Volunteer Ireland, along with the network of Volunteer Centres and Volunteering Information Services, have consistently asked the Central Statistics Office to produce more statistics on volunteering. You can read our latest submission advocating for a question on volunteering to be included in the 2021 Census here.
In October 2019, the CSO confirmed that there will be a question on volunteering in Census 2021.
3. Reducing the burden for jobseekers
If someone is in receipt of jobseeker’s allowance and wishes to volunteer, they may do so as long as they remain available to take up paid employment. Volunteer Ireland frequently receives reports of jobseekers being refused the option to volunteer by their Deciding Officers. This is primarily due to a lack of training or understanding of the benefits and eligibility of volunteering for jobseekers. Volunteer Ireland advocates on behalf of jobseekers to the Department of Employment and Social Protection to ensure eligible jobseekers are not just permitted to volunteer, but also that it is understood as a positive activity that increases employability. You can read our leaflet for jobseekers on volunteering while seeking employment, here.

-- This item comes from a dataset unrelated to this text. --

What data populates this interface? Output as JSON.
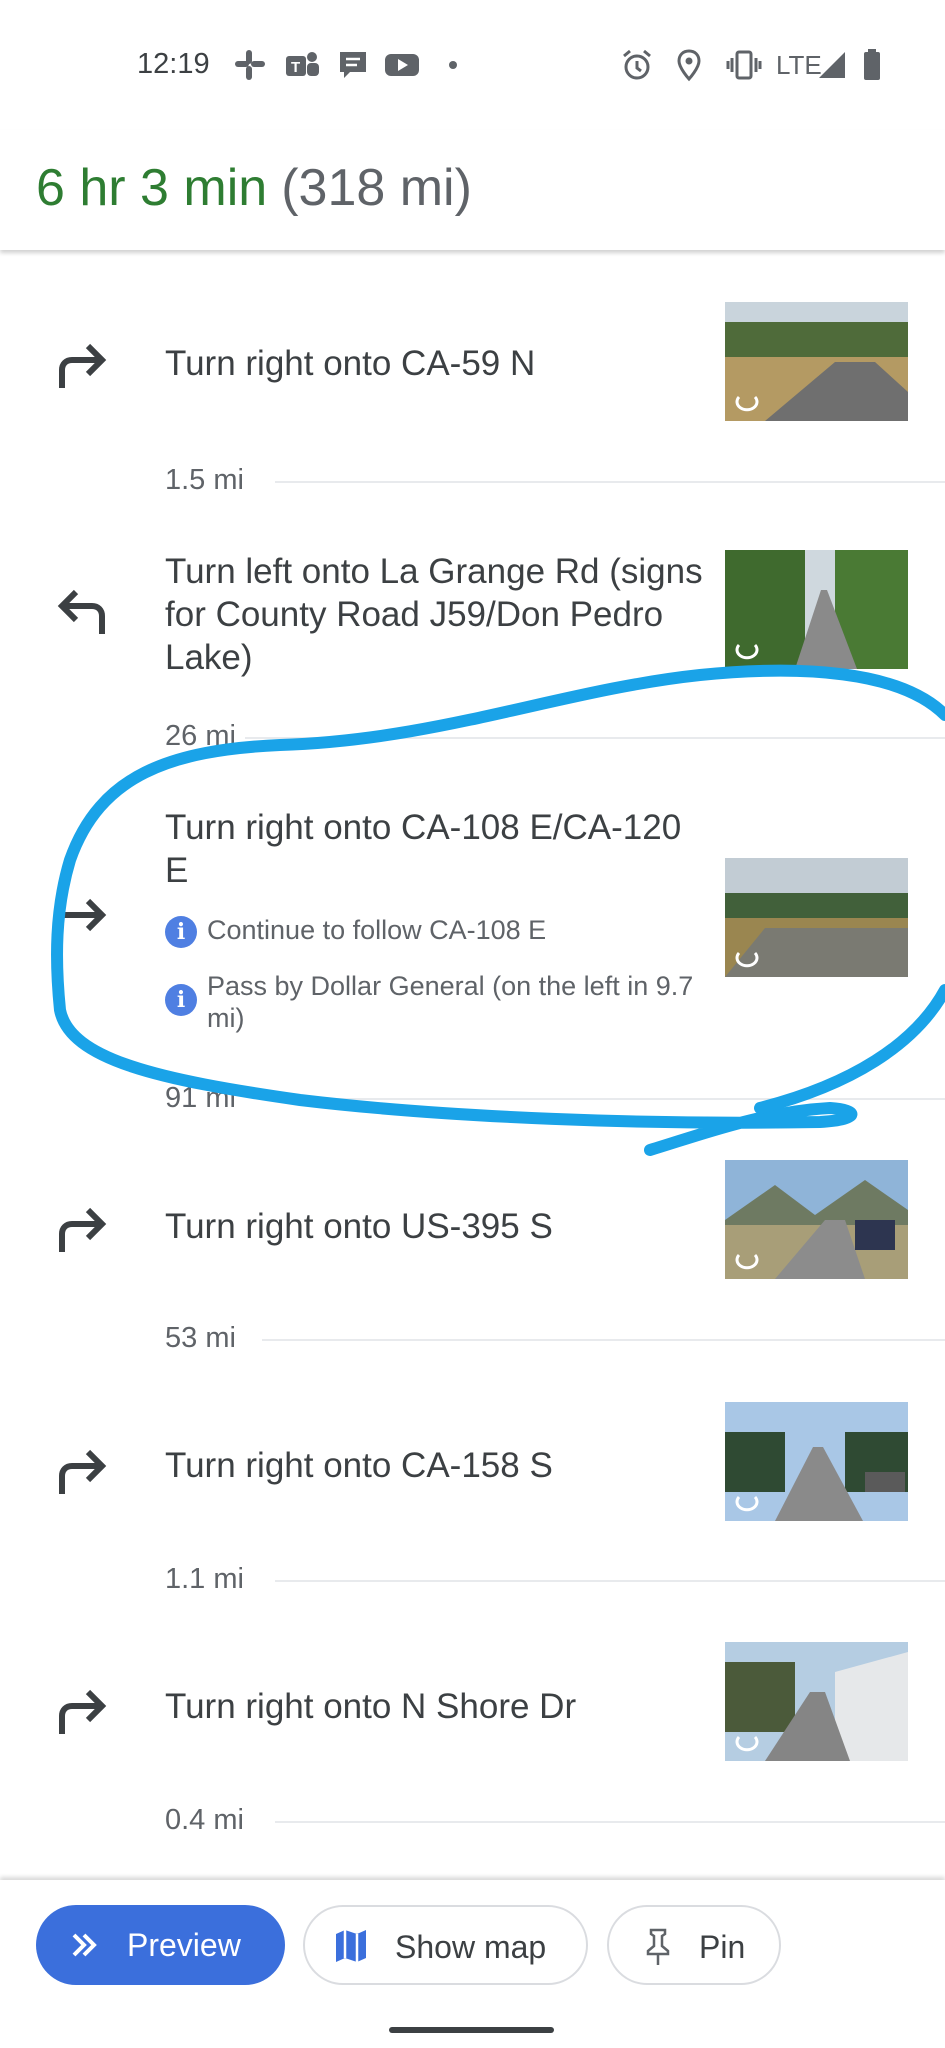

Volunteer Ireland also works on a number of areas that involve or affect volunteering in Ireland. A selection of our recent submissions can be found below.

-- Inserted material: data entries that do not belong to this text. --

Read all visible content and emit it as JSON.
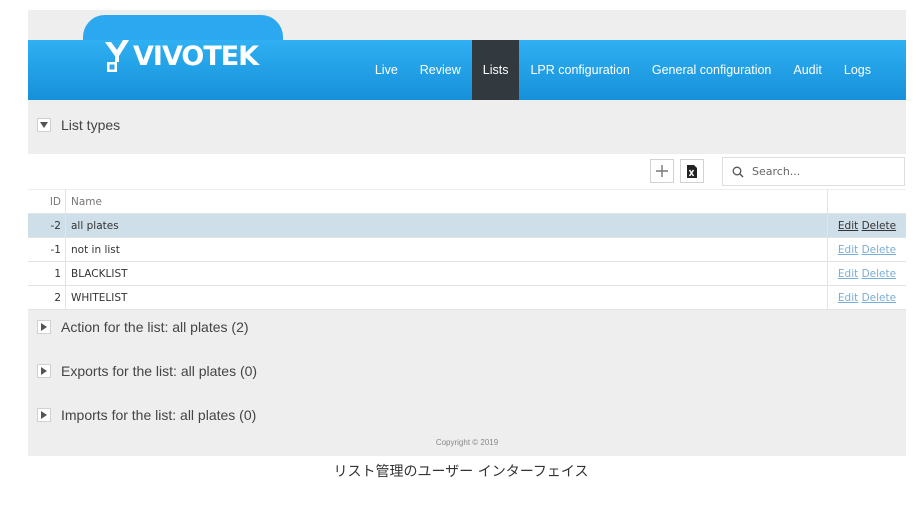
{
  "brand": {
    "logo_text": "VIVOTEK",
    "color": "#1a9ce3"
  },
  "nav": {
    "items": [
      "Live",
      "Review",
      "Lists",
      "LPR configuration",
      "General configuration",
      "Audit",
      "Logs"
    ],
    "active": "Lists"
  },
  "sections": {
    "list_types": "List types",
    "action": "Action for the list: all plates (2)",
    "exports": "Exports for the list: all plates (0)",
    "imports": "Imports for the list: all plates (0)"
  },
  "toolbar": {
    "add_icon": "plus-icon",
    "import_icon": "excel-file-icon",
    "search_placeholder": "Search..."
  },
  "table": {
    "headers": {
      "id": "ID",
      "name": "Name"
    },
    "rows": [
      {
        "id": "-2",
        "name": "all plates",
        "edit": "Edit",
        "delete": "Delete",
        "selected": true
      },
      {
        "id": "-1",
        "name": "not in list",
        "edit": "Edit",
        "delete": "Delete"
      },
      {
        "id": "1",
        "name": "BLACKLIST",
        "edit": "Edit",
        "delete": "Delete"
      },
      {
        "id": "2",
        "name": "WHITELIST",
        "edit": "Edit",
        "delete": "Delete"
      }
    ]
  },
  "footer": {
    "copyright": "Copyright © 2019"
  },
  "caption": "リスト管理のユーザー インターフェイス"
}
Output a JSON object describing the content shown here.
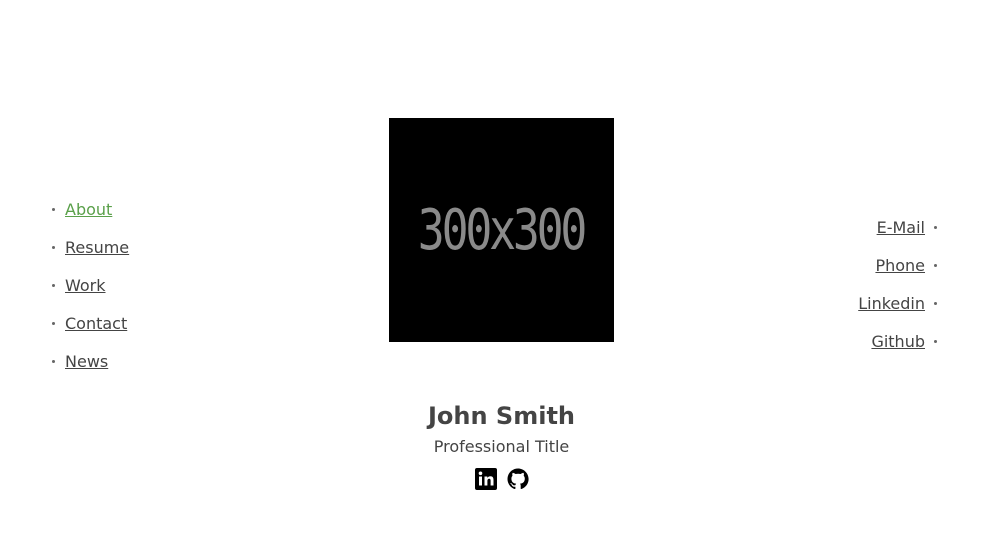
{
  "nav_left": [
    {
      "label": "About",
      "active": true
    },
    {
      "label": "Resume",
      "active": false
    },
    {
      "label": "Work",
      "active": false
    },
    {
      "label": "Contact",
      "active": false
    },
    {
      "label": "News",
      "active": false
    }
  ],
  "nav_right": [
    {
      "label": "E-Mail"
    },
    {
      "label": "Phone"
    },
    {
      "label": "Linkedin"
    },
    {
      "label": "Github"
    }
  ],
  "profile": {
    "image_placeholder_text": "300x300",
    "name": "John Smith",
    "title": "Professional Title"
  },
  "social_icons": [
    "linkedin-icon",
    "github-icon"
  ],
  "colors": {
    "active_link": "#5aa04a",
    "text": "#444444",
    "image_bg": "#000000"
  }
}
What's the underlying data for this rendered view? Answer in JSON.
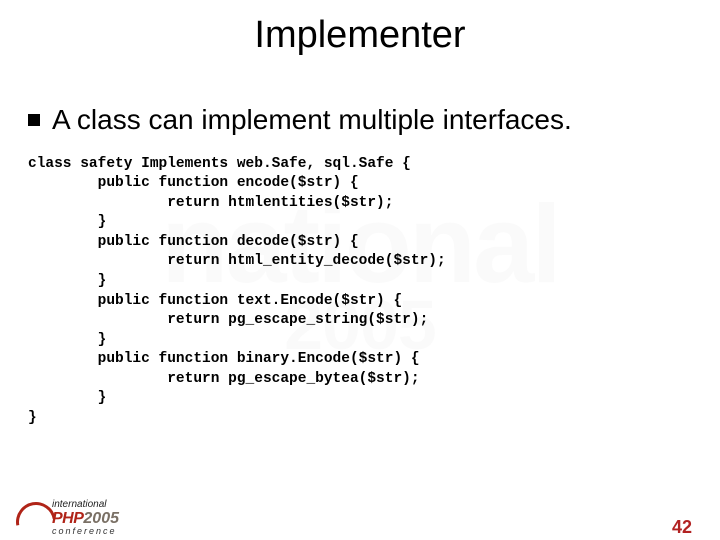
{
  "slide": {
    "title": "Implementer",
    "bullet": "A class can implement multiple interfaces.",
    "code": "class safety Implements web.Safe, sql.Safe {\n        public function encode($str) {\n                return htmlentities($str);\n        }\n        public function decode($str) {\n                return html_entity_decode($str);\n        }\n        public function text.Encode($str) {\n                return pg_escape_string($str);\n        }\n        public function binary.Encode($str) {\n                return pg_escape_bytea($str);\n        }\n}",
    "page_number": "42"
  },
  "logo": {
    "line1": "international",
    "brand": "PHP",
    "year": "2005",
    "line3": "conference"
  },
  "watermark": {
    "line1": "national",
    "line2": "2005"
  }
}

Pre Budget Submission
Volunteer Ireland has made a submission to Government in advance of Budget 2021. Our core priorities for Budget 2021 are:
- Establish a budget to deliver the National Volunteering Strategy
- Support further development of the national volunteering database, I-VOL
- Secure continued funding for the 8 new Volunteer Centres that are currently being established
- Increase funding to the network of Volunteer Centres to continue to support volunteering within our communities.
The full submission can be read here.
Submission on the EU Whistleblowing Directive
The EU Whsitleblowing Directive is a piece of legislation which must be transposed into Irish law by the end of 2021. Currently in Ireland, volunteers are not included under legislation around whistleblowing and protected disclosures. However, the new EU Whistleblowing Directive will enshrine this protection into law for volunteers. With thousands of voluntary organisations in Ireland engaging hundreds of thousands of volunteers each year, it is vital that volunteers are protected under whistleblowing legislation. It may prove more difficult to enshrine protection for volunteers in law when there is no legal right to volunteer, however we believe this can be achieved in a nuanced and appropriate way as outlined in our submission.
Submission to the Loneliness Taskforce
The Loneliness Taskforce was established by Dr. Keith Swanick in collaboration with Seán Moynihan of ALONE to coordinate a response to the epidemic of loneliness and social isolation in Ireland. Volunteering plays a dual role in tackling loneliness in Ireland. Volunteers support hundreds of organisations across Ireland helping those suffering from loneliness while volunteering itself has been proven to reduce loneliness through increased social interaction and community belonging.
Read the full submission here.
Governance Code for the Sector
Volunteer Ireland was one of the founding members in the development of the Governance Code for Community, Voluntary and Charitable organisations in Ireland; and we continue to be an active member of the working group that oversees this code. The topic of charity governance is of huge relevance to us, since all 50,000+ charity trustees across Ireland are volunteers. In 2017, the Charities Regulator undertook a public consultation on the governance of charitable organisations. Volunteer Ireland submitted a response to this consultation, which you can read here. In 2018 the Charities Regulator announced that they will be issuing their own governance code for the sector, and Volunteer Ireland was invited to sit on an advisory group overseeing the development of that code.